Print the data below exactly as it stands, and keep the pictures out.
━━━━━ TASK DATA
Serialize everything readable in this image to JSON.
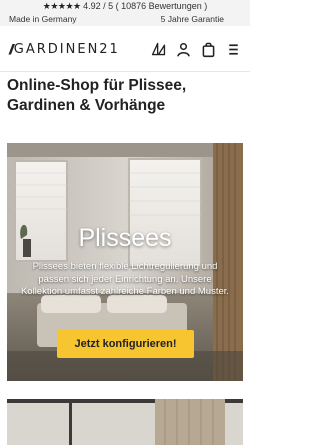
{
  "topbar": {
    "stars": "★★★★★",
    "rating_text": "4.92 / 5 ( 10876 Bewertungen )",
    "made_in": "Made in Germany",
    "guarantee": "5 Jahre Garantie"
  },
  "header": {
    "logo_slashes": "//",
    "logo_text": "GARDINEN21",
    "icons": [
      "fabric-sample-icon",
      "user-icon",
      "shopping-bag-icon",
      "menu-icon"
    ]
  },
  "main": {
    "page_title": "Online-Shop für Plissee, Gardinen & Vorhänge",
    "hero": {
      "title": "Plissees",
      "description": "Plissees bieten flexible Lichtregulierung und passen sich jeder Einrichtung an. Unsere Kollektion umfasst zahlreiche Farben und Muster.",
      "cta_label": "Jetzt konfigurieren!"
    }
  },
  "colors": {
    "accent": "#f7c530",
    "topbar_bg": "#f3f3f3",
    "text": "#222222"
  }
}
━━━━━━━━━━
EXERCISE ANSWER:
Serialize everything readable in this image to JSON.
{
  "topbar": {
    "stars": "★★★★★",
    "rating_text": "4.92 / 5 ( 10876 Bewertungen )",
    "made_in": "Made in Germany",
    "guarantee": "5 Jahre Garantie"
  },
  "header": {
    "logo_slashes": "//",
    "logo_text": "GARDINEN21",
    "icons": [
      "fabric-sample-icon",
      "user-icon",
      "shopping-bag-icon",
      "menu-icon"
    ]
  },
  "main": {
    "page_title": "Online-Shop für Plissee, Gardinen & Vorhänge",
    "hero": {
      "title": "Plissees",
      "description": "Plissees bieten flexible Lichtregulierung und passen sich jeder Einrichtung an. Unsere Kollektion umfasst zahlreiche Farben und Muster.",
      "cta_label": "Jetzt konfigurieren!"
    }
  },
  "colors": {
    "accent": "#f7c530",
    "topbar_bg": "#f3f3f3",
    "text": "#222222"
  }
}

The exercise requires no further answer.